I started asking my players going back to H3 (7 year-olds) at the beginning of the season – why do you play hockey? The number one answer is “it is fun”. I then would ask them why is it fun? I would receive numerous responses from “I like to score”, “I like to body check”, “I like to skate”. I subsequently would ask then what is not fun about hockey and the response almost always has to do with players or referees being yelled at, or criticism from the family to and from the rink.
This is particularly evident in the competitive Rep A stream with numerous stories revolving around Bantam A1 level where the second-year players are eligible for the major junior draft, but it is also happening all the way to Recreational C (house) stream as well.
In terms of player goals, they will vary by age group, but the majority will revolve around improving specific skills so they could be better players. As a coach, I have players describe their goals as improving their ability to skate backwards, being able to shoot accurately, pass harder, control rebounds etc. I work with them specifically on those skills in order to achieve their personal goals.
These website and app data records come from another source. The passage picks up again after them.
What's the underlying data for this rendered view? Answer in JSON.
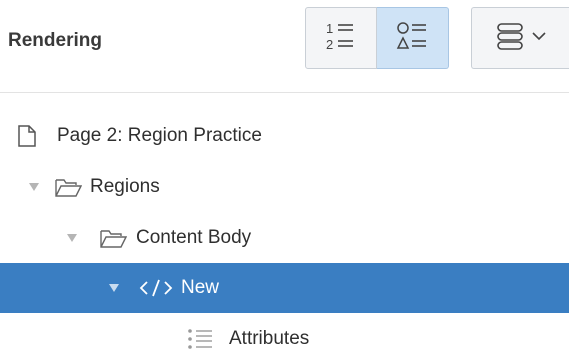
{
  "header": {
    "title": "Rendering",
    "view_buttons": [
      {
        "name": "numbered-list-view",
        "icon": "numbered-list-icon"
      },
      {
        "name": "shapes-list-view",
        "icon": "shapes-list-icon",
        "selected": true
      }
    ],
    "menu_button": {
      "icon": "stacked-menu-icon",
      "chevron": "chevron-down-icon"
    }
  },
  "tree": {
    "items": [
      {
        "label": "Page 2: Region Practice",
        "icon": "page-icon",
        "level": 0,
        "expandable": false
      },
      {
        "label": "Regions",
        "icon": "folder-open-icon",
        "level": 1,
        "expandable": true,
        "expanded": true
      },
      {
        "label": "Content Body",
        "icon": "folder-open-icon",
        "level": 2,
        "expandable": true,
        "expanded": true
      },
      {
        "label": "New",
        "icon": "code-tag-icon",
        "level": 3,
        "expandable": true,
        "expanded": true,
        "selected": true
      },
      {
        "label": "Attributes",
        "icon": "attributes-list-icon",
        "level": 4,
        "expandable": false
      }
    ]
  },
  "colors": {
    "selected_row": "#3a7ec2",
    "selected_button": "#cfe3f6",
    "text": "#2f2f2f"
  }
}
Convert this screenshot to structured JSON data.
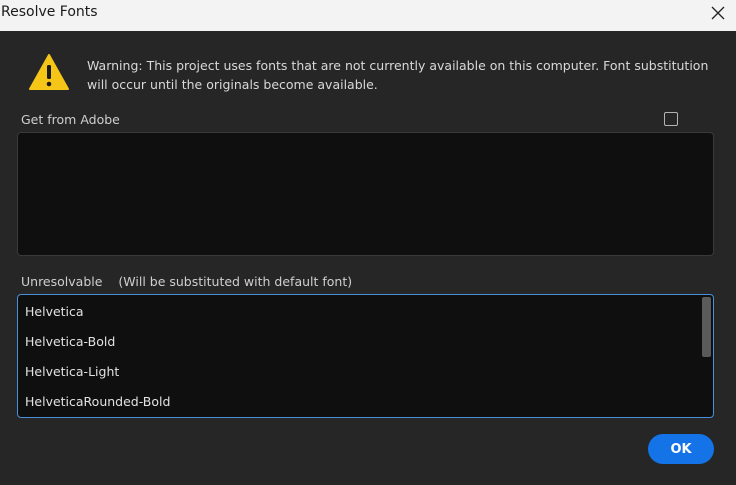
{
  "window": {
    "title": "Resolve Fonts",
    "close_icon": "close-icon"
  },
  "warning": {
    "icon": "warning-icon",
    "text": "Warning: This project uses fonts that are not currently available on this computer. Font substitution will occur until the originals become available."
  },
  "get_from_adobe": {
    "label": "Get from Adobe",
    "checked": false,
    "items": []
  },
  "unresolvable": {
    "label": "Unresolvable",
    "note": "(Will be substituted with default font)",
    "items": [
      "Helvetica",
      "Helvetica-Bold",
      "Helvetica-Light",
      "HelveticaRounded-Bold"
    ]
  },
  "ok_button": {
    "label": "OK"
  },
  "colors": {
    "accent": "#1473e6",
    "background": "#262626",
    "list_bg": "#0f0f0f",
    "warning": "#f5c518"
  }
}
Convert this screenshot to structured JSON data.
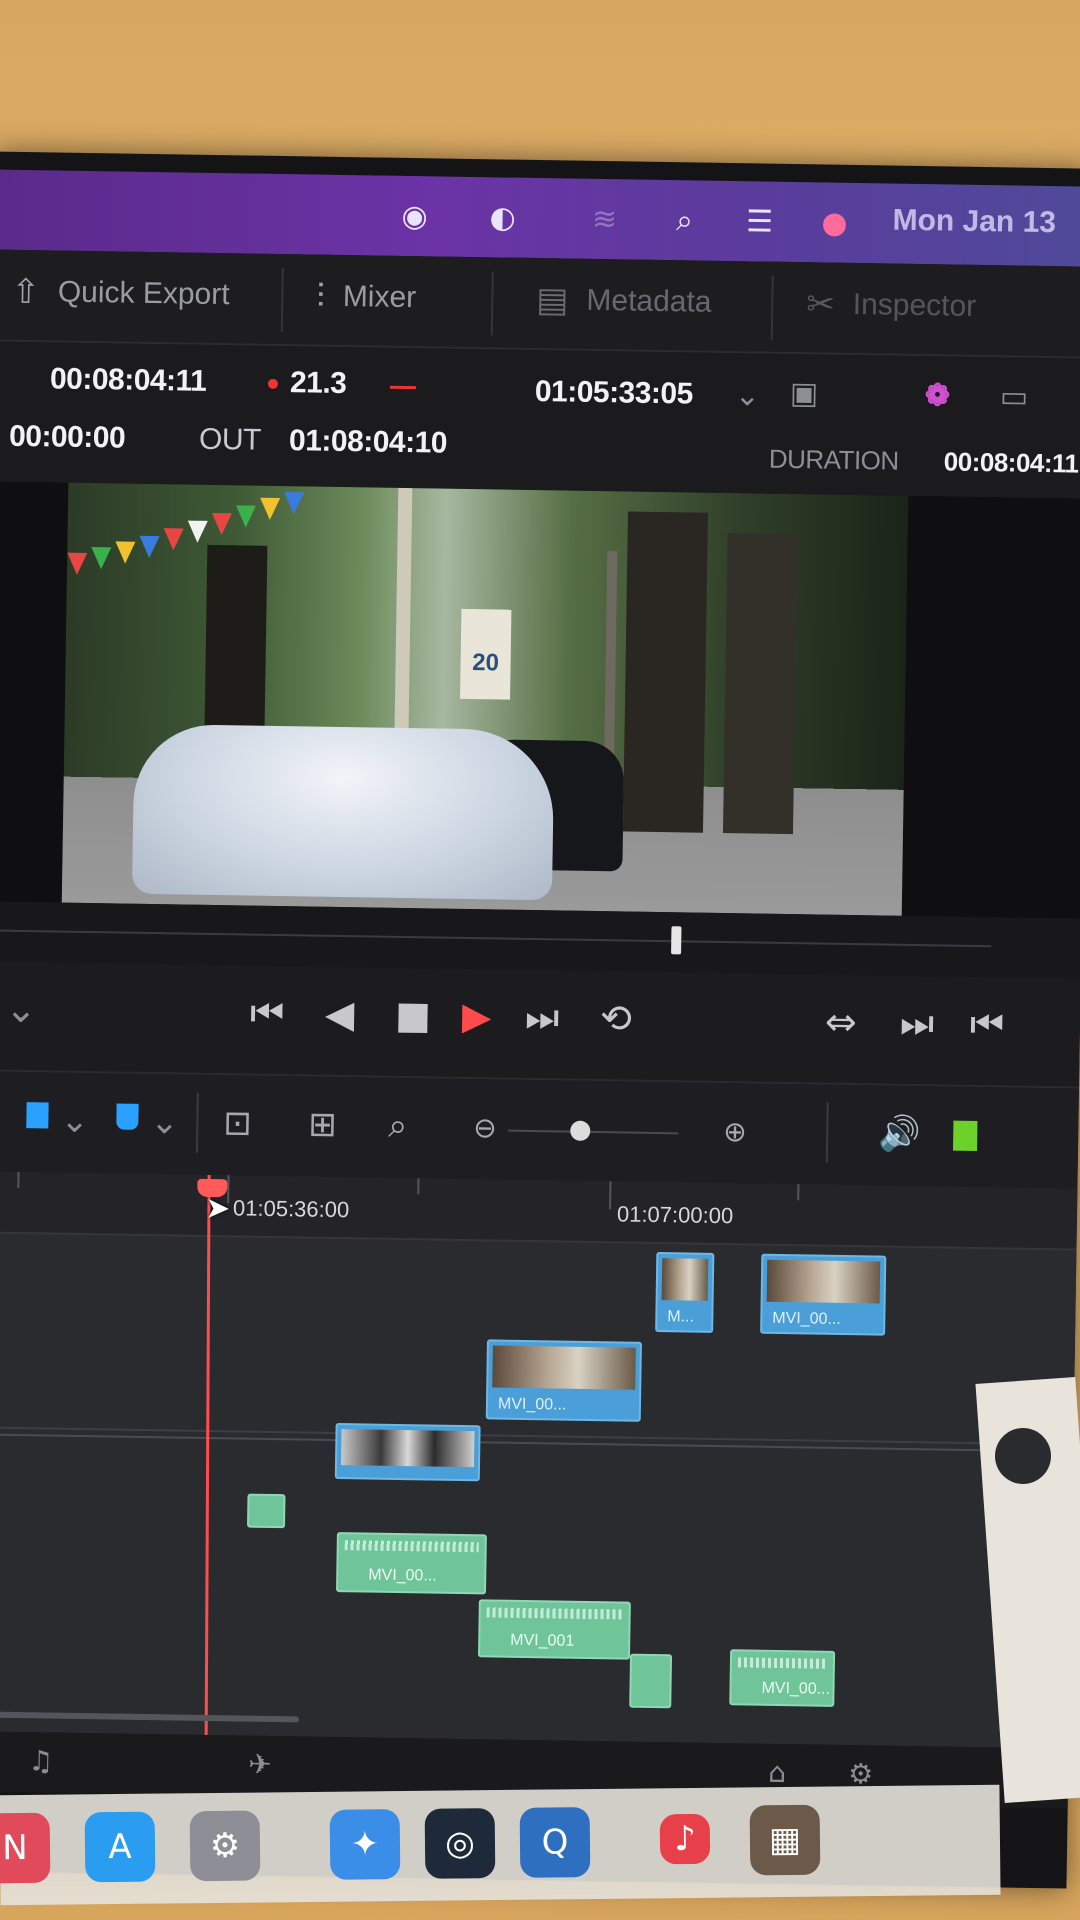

Following up with mid-season and end of season reviews to ensure we stayed on track.
At no point in my ten-plus years since I started asking the questions and working on player goal setting did the players say, “I want to win a 80% of our games” (or a similar specific measurable). It is the parents, coaches and hockey executive members that focus on winning percentage, which you will find out if you also ask parents to provide you their goals for their child in your parent-coach meeting.
Other parental goals will be for their child to play for them to play at a specific level, be it Rep A1, major midget/academy, junior, drafted to major junior, collegiate hockey, or even the NHL. Only a small percent of players achieve these goals, however, given a great hockey experience, the majority will at some point be playing recreational adult hockey which means you’ve succeeded in giving your players a love of the sport that you are so committed to.
Balancing the goals of players versus parents doesn’t have to be incredibly challenging, but opening the conversation about goals in your initial parent-coach meeting will certainly be the first step to achieving them all.
See you at the rink.